What were the social, political, and institutional factors that led to the passage of the 1906 Pure Food and Drug Act, and how did the bill itself contribute to the continuing discussion of what it meant to be an American?
Inquiry Question: What role did the African Methodist Episcopal Church serve in combating segregation, and how did it contribute towards elevating the African American’s position in American society?
This exhibit aims to answer the question of why the Irish immigrant population in the 19th century continually flocked to the Five Points region of Manhattan, and why this marginalized population existed as "un-American" and henceforth became America's most notorious gangsters of the time.
This exhibit is a collection of documents that investigate the experience of the Mexican laborer in and around Los Angeles County in the first half of the twentieth century. It explores the general trends in attitudes held about and by Mexican and Mexican-American laborers in Los Angeles. By looking at sources from multiple perspectives, the "in-betweenness" of this community can be better examined. Specifically, this collection gathers sources from the elite educated community, the press and public, the government, and the laborers themselves to explore each aspect of liminality in a world itself in transition. How each group talked about and regarded Mexican laborers informs the nuanced attitudes of white Americans, Mexican-Americans, and Mexican natives during this period.
Inquiry Question: How was the image of the American woman projected as she transitioned out of the Victorian era through vaudeville?
Did the evolution of music and the eventual Jazz Age signify acceptance of African Americans as integrated members of American society?

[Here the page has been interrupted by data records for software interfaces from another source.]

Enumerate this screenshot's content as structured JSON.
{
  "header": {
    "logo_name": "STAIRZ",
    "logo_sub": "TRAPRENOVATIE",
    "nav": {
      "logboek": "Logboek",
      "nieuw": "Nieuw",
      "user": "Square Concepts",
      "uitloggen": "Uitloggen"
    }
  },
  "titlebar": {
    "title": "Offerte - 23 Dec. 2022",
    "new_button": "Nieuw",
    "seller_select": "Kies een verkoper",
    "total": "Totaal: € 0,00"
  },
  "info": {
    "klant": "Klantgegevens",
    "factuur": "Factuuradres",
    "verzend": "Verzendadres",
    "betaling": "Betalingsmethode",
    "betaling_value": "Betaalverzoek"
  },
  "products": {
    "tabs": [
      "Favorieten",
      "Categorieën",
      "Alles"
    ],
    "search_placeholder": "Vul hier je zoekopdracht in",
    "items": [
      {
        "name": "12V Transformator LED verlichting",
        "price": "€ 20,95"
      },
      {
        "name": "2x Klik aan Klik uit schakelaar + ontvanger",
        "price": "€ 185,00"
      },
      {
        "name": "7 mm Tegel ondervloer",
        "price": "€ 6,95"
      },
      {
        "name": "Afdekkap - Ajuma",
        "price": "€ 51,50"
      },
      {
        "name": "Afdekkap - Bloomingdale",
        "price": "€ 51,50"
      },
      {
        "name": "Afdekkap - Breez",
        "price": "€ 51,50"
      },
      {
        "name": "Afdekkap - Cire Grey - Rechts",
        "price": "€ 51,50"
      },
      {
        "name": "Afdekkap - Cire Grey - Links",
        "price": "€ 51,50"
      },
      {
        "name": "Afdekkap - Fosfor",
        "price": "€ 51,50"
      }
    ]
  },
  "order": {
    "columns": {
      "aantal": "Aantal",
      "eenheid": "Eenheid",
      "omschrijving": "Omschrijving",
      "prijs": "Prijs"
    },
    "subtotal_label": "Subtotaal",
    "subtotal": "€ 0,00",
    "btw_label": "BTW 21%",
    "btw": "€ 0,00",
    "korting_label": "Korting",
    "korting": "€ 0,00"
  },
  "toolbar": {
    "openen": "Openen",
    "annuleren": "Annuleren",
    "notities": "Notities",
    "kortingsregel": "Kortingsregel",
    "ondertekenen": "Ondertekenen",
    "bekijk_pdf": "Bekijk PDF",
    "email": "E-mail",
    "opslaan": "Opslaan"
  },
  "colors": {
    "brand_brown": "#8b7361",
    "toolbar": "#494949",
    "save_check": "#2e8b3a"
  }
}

This exhibit will examine the question: how did jazz music in the 1920s contribute to (and fail to contribute to) the blurring of existing racial lines in American urban centers?